Yesterday’s post, about the backwards rigidity of the Christian idea marketplace, took on a life of its own. I had hoped to have time to address some specific “pretty little boxes” that folks try to wedge me and my book into. Thus today’s Part II.
If you know me, you know I never went to a seminary or Bible college. I’m not ordained (whatever the heck that means), or a “licensed” minister. I’m just an everyday guy who was called by God into full-time ministry about 10 years ago. I’ve been blessed to walk the walk with Him, to have access to His written Word, and to sit under some great teachers. I guess you could say I’ve been to the same seminary as Peter, James and John — and to me, that’s the one that matters most.
That said, I often tell folks, when it comes to established “theology,” that I just fell off the turnip truck. I don’t know about all the -isms and other man-made boxes, pidgeonholes and subdivisions. I just know God.
This reminds me of a metaphor I’ve used many times: There are two ways to study a butterfly. You can pull off its wings and antenna, cut open its body, spread its insides on a slide, and look at it bit-by-bit under a microscope. Or, you can sit in the garden and watch it live. I’m sure there’s value in the slice and dice approach, but the fact is, if the butterfly on his lab table started to flap its wings, the scientist would have a heart attack.
To me, this metaphor applies perfectly to the whole idea of “theology.” By definition, this word means the scientific study of God — like biology is the scientific study of life, and geology is the scientific study of earth. The problem is, what God desires from us is not that we slice and dice Him, but that we have a real relationship with Him. If you wanted to grow your relationship with your wife, would you take out a clipboard, put on your lab jacket, and then sit back and study her every move?

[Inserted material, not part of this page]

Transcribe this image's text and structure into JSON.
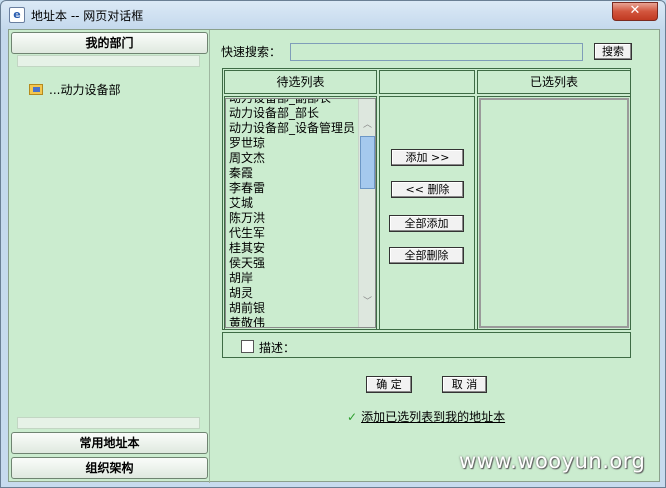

Sorta creepy if you ask me! Or, would you buy a bottle of wine, light some candles, put on some mood music, and have a romantic evening together? I sure hope you’d pick the latter!
My walk with God has focused more on getting to know Him personally — spending time with Him, sharing my heart, hearing His voice, trusting Him to lead the dance, step by step. During this time, I’ve learned incredible things about His Word and the truth of His promises. What I know about Him is more through first-hand experience than from book smarts. I’ve beheld the beauty of the butterfly.
As a result, the positions I take, including in my book UPRISING: Time for Christians to Stop Waiting and Start Winning, are fully deductive. Meaning, I’ve come to them through analysis of the evidence alone, instead of trying to piece together bits of evidence to support a pre-conceived notion.
Sadly, I’m afraid that the modern Christian idea market — by virtue of its being a structured, established, highly engineered old wineskin — is driven by inductive reasoning. The pretty little boxes are the pre-conceived notions — the pre-set theological categories – and writers who do not induce their experiences, insights and revelations into one of these boxes are not allowed in the big show.
Ok, this is starting to go a different direction once again. I set out to write about the pretty little boxes that gatekeepers of the Christian idea market have tried to force me into. So here goes…
Am I Charismatic? No, not in the traditional sense of the word. I relate well to those who claim this label, because I have first-hand seen miracles, felt the presence of the Holy Spirit, been a party to real-deal spiritual warfare and demonic deliverance, been used by God to utter words that are not a part of any human language, and have been somewhat comfortable in the Charismatic gatherings I’ve experienced. (My personal prefernce is worship that is a bit more thoughtful and orderly, but that’s just me.) However, to the extent that “Charismatic” has become a religious denomination — where certain loosey-goosey behaviors are expected, even if they’re merely the fruit of behaviorial conditioning and not of the Spirit, as is often the case – then I have a big problem with it.
Am I into “Dominion Theology”? The first time I was asked that, I had to look it up! While the name sounds great, the answer is a resounding no. Dominion Theology starts out good — adherents believe and pursue the dominion of the Body of Christ over the world — but it quickly goes the wrong direction. This theology advocates top-down takeover, including the political goal of establishing theocracy, and even allows for the use of force to reach this goal — and this is 100% counter to my position. I do believe in our dominion mandate – and ultimately, in complete takeover! — but I stand on the fact that the only way to accomplish this is as Jesus modeled: One heart at a time, through relationships and love. While our goal and belief in ultimate victory is the same, Dominion Theology calls for supply-side activism, whereas I call for demand-side ministry. And that’s a BIG difference.
Am I into “Kingdom Now” theology? From what I understand about this, it’s a subset of Dominion Theology, and as such, no, I’m not an adherent. Also, this teaching holds that Satan has had control over the earth and it’s our job to take it from him, and I don’t accept that at all. God didn’t give the world to Satan, and he had no power to take it. “The earth is the Lord’s and everything that’s in it” — and we are called to manifest that reality in the here and now.
Am I Reformed or Armenian? Had to look this one up, too. I’m Reformed. (But that’s a pretty darn big box.)
So … what label would I give myself? I don’t know. Just a follower of Jesus Christ, I guess.